CHICAGO—Ford Motor Co. would invest $900 million in its assembly plant on Chicago’s South Side and create about 200 new jobs under a tentative labour agreement between the automaker and United Auto Workers.
The Michigan-based automaker would employ 4,600 workers at the Chicago Assembly Plant to support production of the Explorer, Police Interceptor, Taurus and a new vehicle to be named later, The Munster Times reports. The plant in the Hegewisch neighbourhood also makes the Lincoln MKS, which is being phased out next year.
The four-year agreement approved by union leadership now goes to union members for ratification through Wednesday. The contract includes worker incentives that would lead to an estimated $54 million going immediately into the local economy.
“The agreement, if ratified, will help lead the Ford Motor Co., our employees and our communities into the future,” said John Fleming, Ford executive vice-president of global manufacturing and labour affairs.
The $900 million investment would be more than double the $400 million spent to modernize the 91-year-old plant in 2010 so it could make the Explorer. The SUV is credited with a turnaround at the plant, with employment growing from 3,200 workers in 2011 to 4,400 today.
To keep up with demand, the plant and the Chicago Stamping Plant in the nearby city of Chicago Heights are running around the clock.
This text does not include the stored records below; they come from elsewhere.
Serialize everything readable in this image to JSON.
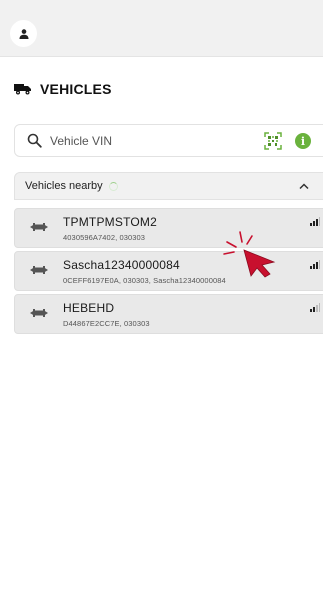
{
  "header": {
    "avatar_icon": "user-icon"
  },
  "section": {
    "title": "VEHICLES",
    "icon": "truck-icon"
  },
  "search": {
    "placeholder": "Vehicle VIN",
    "value": "",
    "scan_icon": "qr-scan-icon",
    "info_icon": "info-icon",
    "info_glyph": "i",
    "info_color": "#6ab23d"
  },
  "nearby": {
    "label": "Vehicles nearby",
    "collapse_icon": "chevron-up-icon"
  },
  "vehicles": [
    {
      "name": "TPMTPMSTOM2",
      "details": "4030596A7402, 030303",
      "signal_level": 3
    },
    {
      "name": "Sascha12340000084",
      "details": "0CEFF6197E0A, 030303, Sascha12340000084",
      "signal_level": 3
    },
    {
      "name": "HEBEHD",
      "details": "D44867E2CC7E, 030303",
      "signal_level": 2
    }
  ],
  "colors": {
    "accent_green": "#6ab23d",
    "cursor_red": "#c8102e",
    "row_bg": "#e9e9e9"
  }
}
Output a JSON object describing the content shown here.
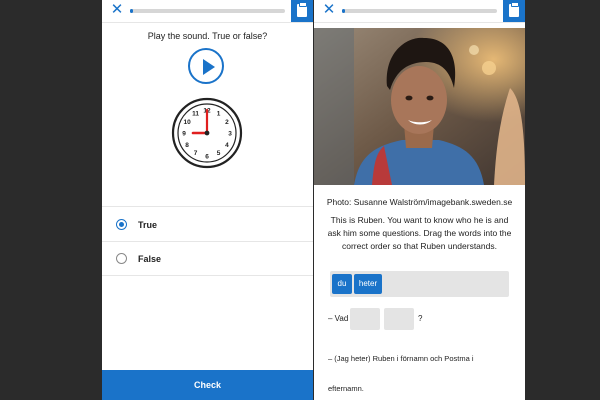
{
  "left": {
    "progress": 0.02,
    "prompt": "Play the sound. True or false?",
    "clock_numbers": [
      "12",
      "1",
      "2",
      "3",
      "4",
      "5",
      "6",
      "7",
      "8",
      "9",
      "10",
      "11"
    ],
    "options": [
      {
        "label": "True",
        "selected": true
      },
      {
        "label": "False",
        "selected": false
      }
    ],
    "check_label": "Check"
  },
  "right": {
    "progress": 0.02,
    "credit": "Photo: Susanne Walström/imagebank.sweden.se",
    "instruction": "This is Ruben. You want to know who he is and ask him some questions. Drag the words into the correct order so that Ruben understands.",
    "chips": [
      "du",
      "heter"
    ],
    "question_prefix": "– Vad",
    "question_suffix": "?",
    "answer_line1": "– (Jag heter) Ruben i förnamn och Postma i",
    "answer_line2": "efternamn."
  },
  "icons": {
    "close": "close-icon",
    "notes": "notes-icon",
    "play": "play-icon",
    "clock": "clock-illustration"
  },
  "colors": {
    "accent": "#1a73c9",
    "background": "#2b2b2b"
  }
}
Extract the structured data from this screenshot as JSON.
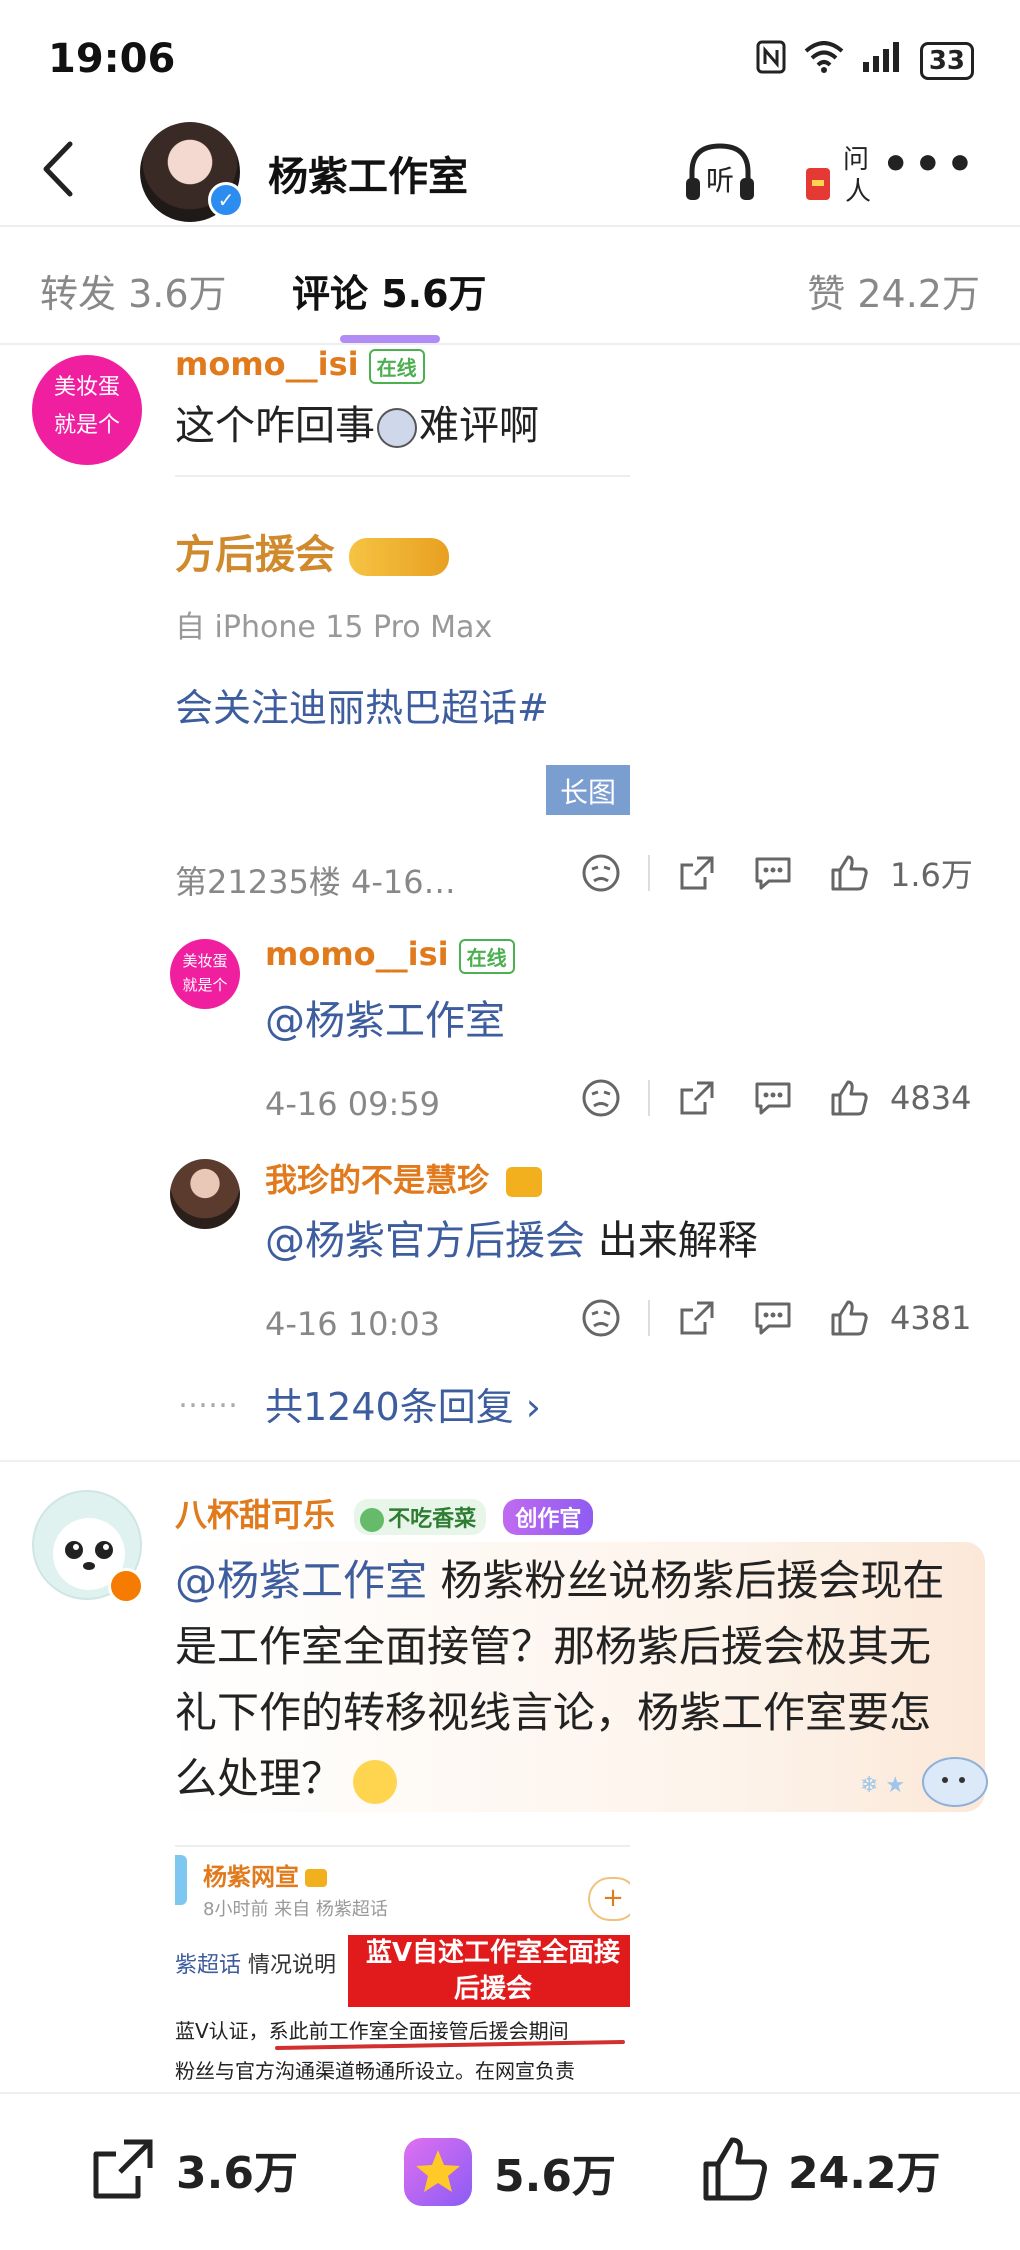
{
  "status": {
    "time": "19:06",
    "battery": "33"
  },
  "header": {
    "title": "杨紫工作室",
    "listen_label": "听",
    "ask_label": "问人"
  },
  "tabs": [
    {
      "label": "转发 3.6万"
    },
    {
      "label": "评论 5.6万"
    },
    {
      "label": "赞 24.2万"
    }
  ],
  "comment1": {
    "avatar_text": "美妆蛋就是个",
    "username": "momo__isi",
    "online": "在线",
    "text_before": "这个咋回事",
    "text_after": "难评啊",
    "image_lines": [
      "方后援会",
      "自 iPhone 15 Pro Max",
      "会关注迪丽热巴超话#"
    ],
    "image_tag": "长图",
    "floor": "第21235楼 4-16…",
    "likes": "1.6万"
  },
  "reply1": {
    "avatar_text": "美妆蛋就是个",
    "username": "momo__isi",
    "online": "在线",
    "mention": "@杨紫工作室",
    "time": "4-16 09:59",
    "likes": "4834"
  },
  "reply2": {
    "username": "我珍的不是慧珍",
    "mention": "@杨紫官方后援会",
    "text": " 出来解释",
    "time": "4-16 10:03",
    "likes": "4381"
  },
  "replies_more": {
    "dots": "……",
    "label": "共1240条回复 ›"
  },
  "comment2": {
    "username": "八杯甜可乐",
    "badge1": "不吃香菜",
    "badge2": "创作官",
    "mention": "@杨紫工作室",
    "text": " 杨紫粉丝说杨紫后援会现在是工作室全面接管？那杨紫后援会极其无礼下作的转移视线言论，杨紫工作室要怎么处理？",
    "image": {
      "account": "杨紫网宣",
      "sub": "8小时前 来自 杨紫超话",
      "tag": "紫超话",
      "tag_after": " 情况说明",
      "banner": "蓝V自述工作室全面接后援会",
      "line1": "蓝V认证，系此前工作室全面接管后援会期间",
      "line2": "粉丝与官方沟通渠道畅通所设立。在网宣负责"
    }
  },
  "bottom": {
    "repost": "3.6万",
    "comment": "5.6万",
    "like": "24.2万"
  }
}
Chicago Mayor Rahm Emanuel said in a statement that the contract “is a win for both Ford’s workers and the South Side of Chicago.”